U.S. set to copy Britain with milestones for scrapping Libor, UK watchdog says

LONDON, Jan 30 (Reuters) - The United States looks set to follow Britain by introducing milestones for scrapping the Libor benchmark, helping to “move the needle” in accelerating the transition to safer interest rates, a UK regulator said on Thursday.

The London Interbank Offered Rate or Libor is used in contracts worth around $400 trillion globally, but it is due to be phased out by the end of 2021.

Replacing the 50-year old Libor with rates compiled by central banks by the end of 2021 is one of the biggest tasks markets have faced.

Rich Fox, head of markets policy at Britain’s Financial Conduct Authority (FCA), said a call from banks and markets for global coordination in phasing out Libor was being heard “loud and clear”.

“This year you will really start to see the needle move,” Fox told a conference organised by global derivatives body ISDA.

In Britain, the use of Libor in pricing new futures contracts should end in March, the FCA has said. Referencing Libor in new loans should cease by the end of September.

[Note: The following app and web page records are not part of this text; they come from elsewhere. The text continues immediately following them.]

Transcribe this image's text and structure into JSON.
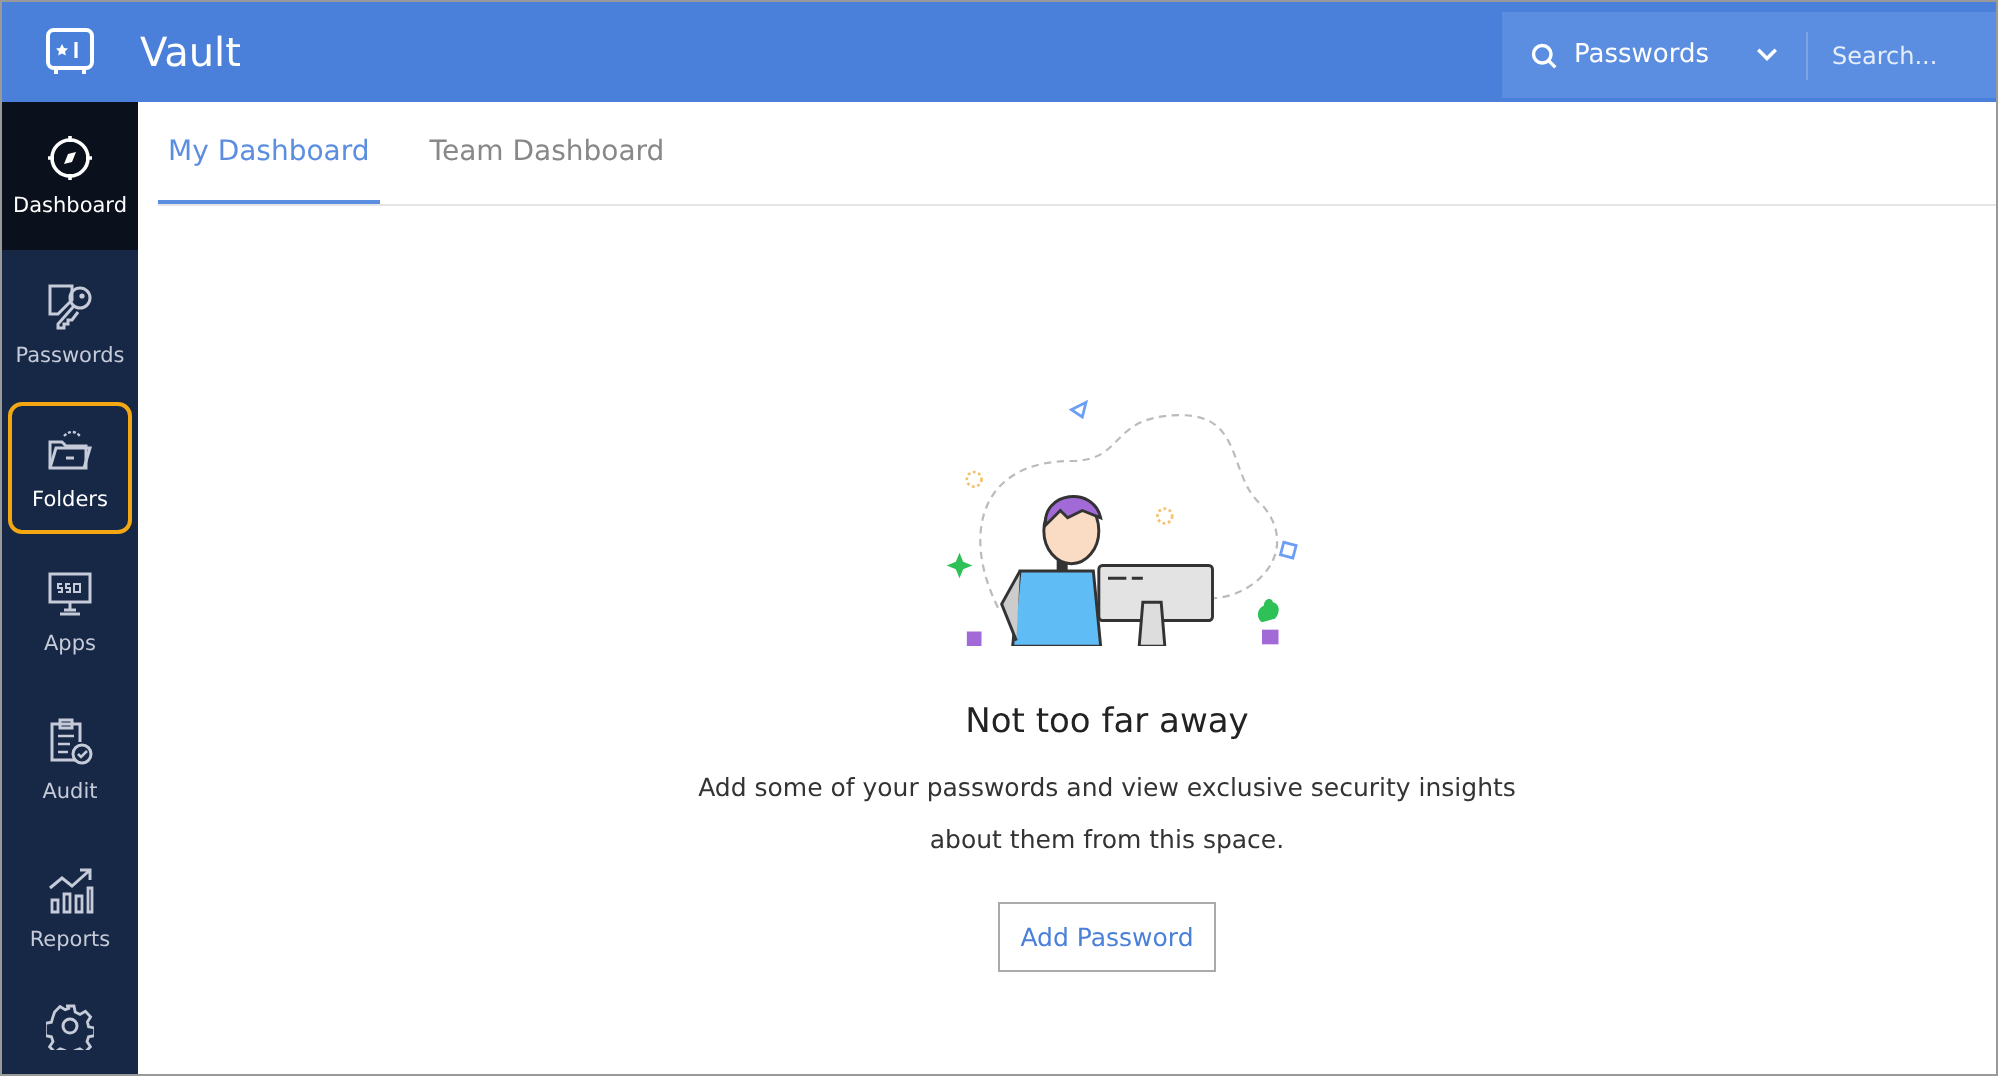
{
  "header": {
    "title": "Vault",
    "search_scope": "Passwords",
    "search_placeholder": "Search..."
  },
  "sidebar": {
    "items": [
      {
        "label": "Dashboard",
        "selected": true,
        "focused": false
      },
      {
        "label": "Passwords",
        "selected": false,
        "focused": false
      },
      {
        "label": "Folders",
        "selected": false,
        "focused": true
      },
      {
        "label": "Apps",
        "selected": false,
        "focused": false
      },
      {
        "label": "Audit",
        "selected": false,
        "focused": false
      },
      {
        "label": "Reports",
        "selected": false,
        "focused": false
      }
    ]
  },
  "tabs": [
    {
      "label": "My Dashboard",
      "selected": true
    },
    {
      "label": "Team Dashboard",
      "selected": false
    }
  ],
  "empty_state": {
    "title": "Not too far away",
    "message": "Add some of your passwords and view exclusive security insights about them from this space.",
    "button": "Add Password"
  }
}
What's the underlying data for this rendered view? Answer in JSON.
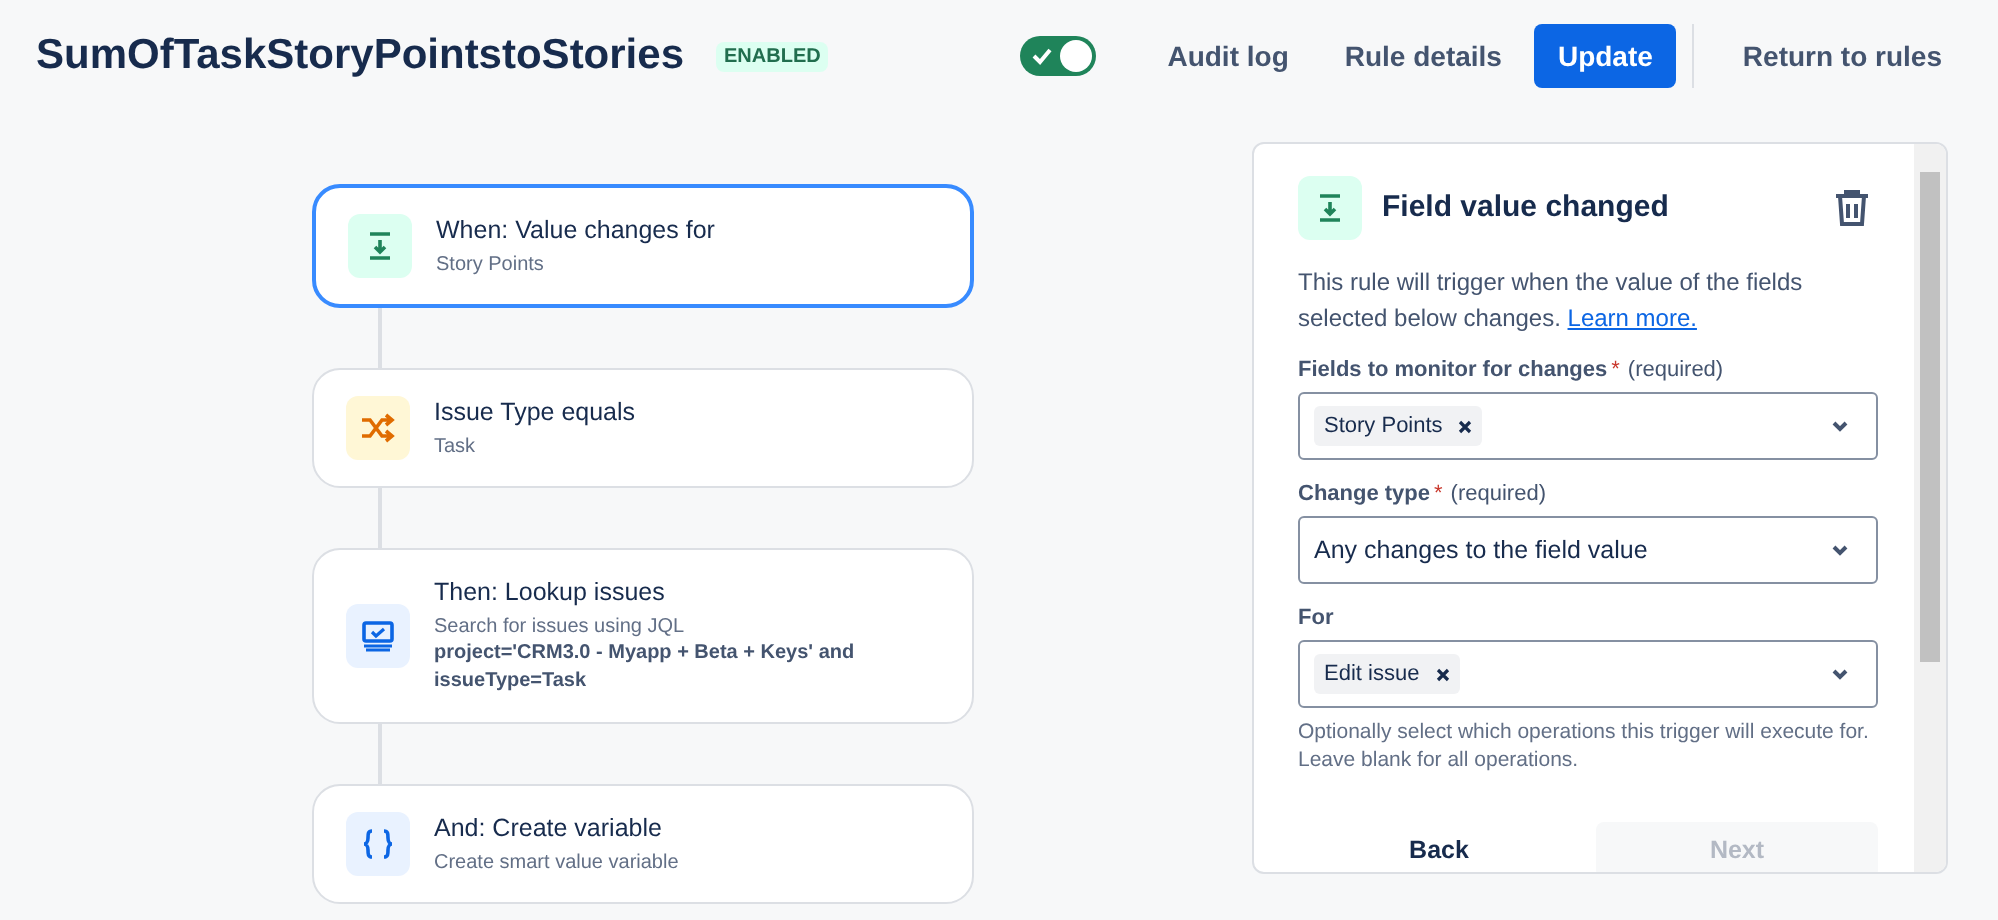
{
  "header": {
    "title": "SumOfTaskStoryPointstoStories",
    "status_badge": "ENABLED",
    "toggle_on": true,
    "actions": [
      {
        "label": "Audit log",
        "kind": "subtle"
      },
      {
        "label": "Rule details",
        "kind": "subtle"
      },
      {
        "label": "Update",
        "kind": "primary"
      },
      {
        "label": "Return to rules",
        "kind": "subtle"
      }
    ]
  },
  "flow": [
    {
      "kind": "trigger",
      "title": "When: Value changes for",
      "lines": [
        "Story Points"
      ],
      "selected": true
    },
    {
      "kind": "condition",
      "title": "Issue Type equals",
      "lines": [
        "Task"
      ],
      "selected": false
    },
    {
      "kind": "action",
      "title": "Then: Lookup issues",
      "lines": [
        "Search for issues using JQL"
      ],
      "code": "project='CRM3.0 - Myapp + Beta + Keys' and issueType=Task",
      "selected": false
    },
    {
      "kind": "variable",
      "title": "And: Create variable",
      "lines": [
        "Create smart value variable"
      ],
      "selected": false
    }
  ],
  "panel": {
    "title": "Field value changed",
    "description": "This rule will trigger when the value of the fields selected below changes.",
    "link": "Learn more.",
    "fields": [
      {
        "kind": "multi",
        "label": "Fields to monitor for changes",
        "required_mark": "*",
        "required_hint": "(required)",
        "tags": [
          "Story Points"
        ]
      },
      {
        "kind": "single",
        "label": "Change type",
        "required_mark": "*",
        "required_hint": "(required)",
        "value": "Any changes to the field value"
      },
      {
        "kind": "multi",
        "label": "For",
        "tags": [
          "Edit issue"
        ],
        "helper": "Optionally select which operations this trigger will execute for. Leave blank for all operations."
      }
    ],
    "buttons": [
      {
        "label": "Back",
        "disabled": false
      },
      {
        "label": "Next",
        "disabled": true
      }
    ]
  }
}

Fox met with representatives of the Alternative Reference Rates Committee, or ARRC, an U.S. industry group convened by the New York Federal Reserve. They were keen to copy the UK approach of using a string of deadlines leading to 2021, Fox said.

“I would expect the ARRC to come out with some date-specific targets that should really focus minds,” Fox said

Britain has a head start, since the Bank of England’s Sonia overnight rate, which is replacing Libor, has long been familiar to markets. The United States is starting from scratch with the Fed’s Sofr rate, Fox said.

Markets should do all they can to reduce the number of existing contracts that reference Libor so that the pile of “tough” legacy contracts is as small as possible, Fox said.

Banks in Britain have already been told by the FCA to come up with plans showing how they are ending the use of Libor.

“Nobody can rely on a magic wand coming to solve this problem for you,” Fox said. (Reporting by Huw Jones, editing by Larry King)